- Before you cook pulses, always sift through them to take out any pebbles or debris. Then rinse them a few times.
- Pulses taste best when they are cooked slowly. When cooking pulses on the stovetop, bring to a boil and lower heat to medium-low, and let simmer.
- If your pulses are old, they can take double the time to cook. If they haven’t softened in the time indicated, don’t worry. Just cook until soft. Make sure to add more water as needed.
- When cooking pulses, hold off adding salt or acids (such as lemon or vinegar) until the end, or they will not soften.
SERVE A SATISFYING DAL
You can prepare your dal however you’d like; there are no rules in the kitchen.

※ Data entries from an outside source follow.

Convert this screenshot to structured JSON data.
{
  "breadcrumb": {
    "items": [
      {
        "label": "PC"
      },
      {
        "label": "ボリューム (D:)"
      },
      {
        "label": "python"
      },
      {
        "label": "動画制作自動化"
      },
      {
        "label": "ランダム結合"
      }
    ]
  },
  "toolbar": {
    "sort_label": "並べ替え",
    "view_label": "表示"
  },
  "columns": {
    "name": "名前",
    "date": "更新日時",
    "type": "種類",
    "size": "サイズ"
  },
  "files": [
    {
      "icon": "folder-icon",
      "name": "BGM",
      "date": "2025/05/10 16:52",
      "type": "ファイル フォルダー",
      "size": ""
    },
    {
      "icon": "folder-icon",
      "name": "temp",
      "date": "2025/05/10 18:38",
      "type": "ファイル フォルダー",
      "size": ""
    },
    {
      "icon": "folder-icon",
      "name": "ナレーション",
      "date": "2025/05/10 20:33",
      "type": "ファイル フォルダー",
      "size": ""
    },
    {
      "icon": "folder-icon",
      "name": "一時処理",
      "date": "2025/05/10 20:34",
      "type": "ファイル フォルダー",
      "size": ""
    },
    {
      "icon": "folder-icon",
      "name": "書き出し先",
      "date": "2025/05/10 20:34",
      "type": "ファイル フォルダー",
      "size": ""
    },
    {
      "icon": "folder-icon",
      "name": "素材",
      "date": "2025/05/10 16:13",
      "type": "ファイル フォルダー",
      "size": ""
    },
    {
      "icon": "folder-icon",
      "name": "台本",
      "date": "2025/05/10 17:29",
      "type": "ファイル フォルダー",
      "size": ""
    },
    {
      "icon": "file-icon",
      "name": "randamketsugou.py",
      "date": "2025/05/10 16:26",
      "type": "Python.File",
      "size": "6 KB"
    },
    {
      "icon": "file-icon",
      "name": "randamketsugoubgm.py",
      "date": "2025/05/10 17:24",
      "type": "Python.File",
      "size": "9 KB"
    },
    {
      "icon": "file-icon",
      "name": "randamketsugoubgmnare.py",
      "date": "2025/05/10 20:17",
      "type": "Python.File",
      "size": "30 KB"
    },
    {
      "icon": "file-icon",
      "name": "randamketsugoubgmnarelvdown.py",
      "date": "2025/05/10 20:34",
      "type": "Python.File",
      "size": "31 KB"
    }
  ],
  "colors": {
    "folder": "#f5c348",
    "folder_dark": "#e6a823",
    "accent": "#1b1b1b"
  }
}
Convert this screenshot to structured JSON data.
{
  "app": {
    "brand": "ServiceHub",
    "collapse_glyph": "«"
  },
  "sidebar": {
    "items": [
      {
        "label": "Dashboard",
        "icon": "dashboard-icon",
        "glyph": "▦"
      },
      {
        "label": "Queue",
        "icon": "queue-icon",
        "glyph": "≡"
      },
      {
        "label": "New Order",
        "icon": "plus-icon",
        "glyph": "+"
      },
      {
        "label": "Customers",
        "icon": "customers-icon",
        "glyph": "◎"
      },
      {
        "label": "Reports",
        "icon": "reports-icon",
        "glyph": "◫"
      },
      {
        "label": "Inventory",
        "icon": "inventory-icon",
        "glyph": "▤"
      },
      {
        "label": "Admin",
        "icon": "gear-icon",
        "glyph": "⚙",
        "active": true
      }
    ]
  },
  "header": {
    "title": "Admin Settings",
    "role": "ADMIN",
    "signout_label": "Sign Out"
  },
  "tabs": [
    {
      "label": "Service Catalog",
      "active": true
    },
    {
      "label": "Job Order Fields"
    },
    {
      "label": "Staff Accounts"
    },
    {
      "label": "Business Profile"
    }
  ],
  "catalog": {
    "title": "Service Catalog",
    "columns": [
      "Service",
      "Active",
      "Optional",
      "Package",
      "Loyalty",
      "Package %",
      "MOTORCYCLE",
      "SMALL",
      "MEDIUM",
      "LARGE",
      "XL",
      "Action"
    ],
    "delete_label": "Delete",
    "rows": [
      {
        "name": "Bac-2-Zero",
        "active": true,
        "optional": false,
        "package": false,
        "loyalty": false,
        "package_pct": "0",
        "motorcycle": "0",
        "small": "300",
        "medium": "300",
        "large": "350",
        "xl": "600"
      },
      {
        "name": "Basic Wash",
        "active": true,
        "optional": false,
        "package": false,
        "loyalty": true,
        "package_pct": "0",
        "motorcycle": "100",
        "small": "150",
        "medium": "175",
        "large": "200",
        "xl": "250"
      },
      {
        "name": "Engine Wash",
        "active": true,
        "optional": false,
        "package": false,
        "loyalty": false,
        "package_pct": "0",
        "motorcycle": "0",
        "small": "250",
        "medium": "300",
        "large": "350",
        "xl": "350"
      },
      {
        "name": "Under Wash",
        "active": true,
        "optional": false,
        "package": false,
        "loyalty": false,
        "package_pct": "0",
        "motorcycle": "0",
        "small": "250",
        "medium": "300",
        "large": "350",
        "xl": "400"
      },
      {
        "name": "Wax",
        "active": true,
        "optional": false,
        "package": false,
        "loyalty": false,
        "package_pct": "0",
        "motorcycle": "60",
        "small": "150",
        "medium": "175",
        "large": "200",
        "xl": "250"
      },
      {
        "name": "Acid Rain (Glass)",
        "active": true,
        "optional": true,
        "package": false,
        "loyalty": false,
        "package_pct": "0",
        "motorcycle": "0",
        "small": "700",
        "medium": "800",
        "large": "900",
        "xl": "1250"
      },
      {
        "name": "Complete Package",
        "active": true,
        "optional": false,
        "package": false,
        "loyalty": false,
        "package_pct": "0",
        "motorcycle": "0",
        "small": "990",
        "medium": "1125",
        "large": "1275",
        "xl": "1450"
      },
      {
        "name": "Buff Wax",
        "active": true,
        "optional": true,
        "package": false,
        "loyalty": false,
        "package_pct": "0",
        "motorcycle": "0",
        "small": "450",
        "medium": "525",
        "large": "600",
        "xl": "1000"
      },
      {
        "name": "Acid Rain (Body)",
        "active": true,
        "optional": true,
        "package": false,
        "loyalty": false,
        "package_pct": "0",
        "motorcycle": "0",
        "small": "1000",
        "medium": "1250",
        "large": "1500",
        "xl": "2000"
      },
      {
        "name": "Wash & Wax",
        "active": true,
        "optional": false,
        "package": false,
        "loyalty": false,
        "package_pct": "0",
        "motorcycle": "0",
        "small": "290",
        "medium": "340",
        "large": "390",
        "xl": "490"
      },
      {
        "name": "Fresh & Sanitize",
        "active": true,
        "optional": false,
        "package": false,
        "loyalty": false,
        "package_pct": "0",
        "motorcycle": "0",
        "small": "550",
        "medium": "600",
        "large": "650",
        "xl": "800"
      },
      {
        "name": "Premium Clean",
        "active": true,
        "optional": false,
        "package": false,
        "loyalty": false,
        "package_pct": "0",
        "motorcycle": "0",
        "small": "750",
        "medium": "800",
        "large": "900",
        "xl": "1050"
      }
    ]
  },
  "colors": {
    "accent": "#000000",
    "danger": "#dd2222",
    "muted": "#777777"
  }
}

How you cook your dal depends on your preferences. Do you like a saltier or more refreshing taste, a thicker or thinner texture? Prepare your dal to your and your family's liking. When you have a warm and tasty pot of dal to serve, pair it with a bowl of rice or a flatbread for dipping. Dal is filling on its own, but if you’re not into liquid meals, you can easily enjoy it as more of a sauce than a soup. Enjoy your dal knowing that it’s an enriching meal filled with nutrients essential to your health. Make dal every week. It’s not only delicious but healthy, budget-friendly, and easy to whip together in under thirty minutes.